A pension plan is an employee benefit plan established or maintained by an employer, an employee organization, or both, which provides retirement income or defers income until termination of covered employment or beyond. The payment is based on pre-determined legal and/or contractual terms. In the US, retirement plans are defined in tax terms by the IRS code and are regulated by the Department of Labor's Employee Retirement Income Security Act (ERISA) provisions. There are different types of pension plans like the 401(k) plan, Simplified Employee Pension Plan, and more.
How It Works
ERISA covers two types of pension plans including defined benefit plans and defined contribution plans. A defined benefit plan is an employer-sponsored retirement plan, in which employee benefits are sorted out based on factors such as salary history and duration of employment. In a defined contribution plan, the employee or the employer (or both) contribute to the employee's individual account under the plan, sometimes at a set rate of earnings annually. Since its inception in 1978, the 401(k) plan has gained popularity in America due to its relative flexibility. In a 401(k) plan, an employee can choose between taking compensation in cash and deferring a percentage of it to an account under the plan. 401(k) plans are a type of defined-contribution plan, so a participant's balance is based on the contributions made to the plan and the performance of plan investments. Employers are not required to contribute to this plan, but can do so if they want.
Benefits are based on the type of pension plan chosen. In the case of a defined pension plan, benefits are fixed and not dependent on asset returns. Even if you retire early, this plan gives you substantial benefits. 401k plans can be subject to IRS 5500 filings, permit loans and hardship withdrawals, and more.
All these pension plans offer significant tax advantages.
An actuary or actuarial software is required to calculate the costs of a defined benefit plan as it involves a complicated process.
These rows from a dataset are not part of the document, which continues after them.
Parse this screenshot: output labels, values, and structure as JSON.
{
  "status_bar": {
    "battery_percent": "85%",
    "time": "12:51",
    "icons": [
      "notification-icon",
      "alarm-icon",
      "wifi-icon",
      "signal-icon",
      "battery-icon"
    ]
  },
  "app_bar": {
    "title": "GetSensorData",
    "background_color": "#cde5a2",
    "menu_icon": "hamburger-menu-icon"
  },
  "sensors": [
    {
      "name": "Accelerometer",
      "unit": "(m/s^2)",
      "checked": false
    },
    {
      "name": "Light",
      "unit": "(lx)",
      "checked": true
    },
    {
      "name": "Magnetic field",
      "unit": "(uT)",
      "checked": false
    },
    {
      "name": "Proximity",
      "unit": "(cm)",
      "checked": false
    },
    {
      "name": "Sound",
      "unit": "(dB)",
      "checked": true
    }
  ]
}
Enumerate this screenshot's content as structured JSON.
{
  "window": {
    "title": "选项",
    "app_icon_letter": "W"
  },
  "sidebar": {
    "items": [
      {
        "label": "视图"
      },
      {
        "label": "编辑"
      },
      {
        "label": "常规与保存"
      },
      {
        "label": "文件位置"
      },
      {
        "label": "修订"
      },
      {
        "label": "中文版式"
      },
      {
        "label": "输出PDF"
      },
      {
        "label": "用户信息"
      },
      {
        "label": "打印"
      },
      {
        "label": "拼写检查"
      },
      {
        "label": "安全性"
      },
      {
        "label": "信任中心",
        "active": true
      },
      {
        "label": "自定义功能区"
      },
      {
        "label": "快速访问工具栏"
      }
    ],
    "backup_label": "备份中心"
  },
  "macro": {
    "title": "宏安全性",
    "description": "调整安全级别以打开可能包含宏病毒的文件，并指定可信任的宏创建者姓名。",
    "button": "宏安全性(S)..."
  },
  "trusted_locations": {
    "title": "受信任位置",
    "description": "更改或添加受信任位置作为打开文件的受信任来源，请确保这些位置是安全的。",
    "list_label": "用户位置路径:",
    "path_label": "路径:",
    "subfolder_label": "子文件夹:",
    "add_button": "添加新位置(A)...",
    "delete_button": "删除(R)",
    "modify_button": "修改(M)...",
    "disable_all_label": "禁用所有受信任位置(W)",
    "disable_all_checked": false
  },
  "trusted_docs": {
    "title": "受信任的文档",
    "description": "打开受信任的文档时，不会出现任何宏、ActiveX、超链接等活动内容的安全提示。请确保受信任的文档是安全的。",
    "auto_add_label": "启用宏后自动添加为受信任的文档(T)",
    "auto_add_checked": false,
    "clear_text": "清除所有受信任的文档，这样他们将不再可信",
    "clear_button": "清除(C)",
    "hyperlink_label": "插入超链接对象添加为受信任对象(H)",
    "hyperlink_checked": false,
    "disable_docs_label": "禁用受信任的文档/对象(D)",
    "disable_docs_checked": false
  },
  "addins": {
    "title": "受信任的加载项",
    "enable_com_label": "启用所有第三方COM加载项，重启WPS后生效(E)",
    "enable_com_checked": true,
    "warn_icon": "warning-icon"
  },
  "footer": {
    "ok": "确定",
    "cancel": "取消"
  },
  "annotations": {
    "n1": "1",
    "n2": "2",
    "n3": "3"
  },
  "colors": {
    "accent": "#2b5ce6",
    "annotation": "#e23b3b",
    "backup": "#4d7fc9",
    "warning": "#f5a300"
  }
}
It is, however, always an estimate because it has to be based on assumptions of economic and financial considerations. Factors that go into these assumptions are: the average retirement age and lifespan of the employees, the returns to be earned by the pension plan's investments. and any additional taxes or levies. So the benefit is secure, but the contribution needs to be calculated by a professional. The "cost" of a defined contribution plan can be readily calculated, but the benefit from a defined contribution plan depends upon the account balance at the time an employee is looking to use the assets. So, in this case the contribution is known, but the benefits are relatively unknown.
Mostly the employer and employee contribute towards these pension plans, but funding can also come from labor unions, government agencies or self-funded schemes. Companies with strong pension plans include: Phillip Morris, a tobacco company, Schering-Plough, a pharmaceutical company, Phelps Dodge, a mining company, and Chevron gas station.
The sooner you start saving for your future, the more financially comfortable you will be after your retirement. If your company doesn't provide a comprehensive pension plan, then now is the right time to invest in one.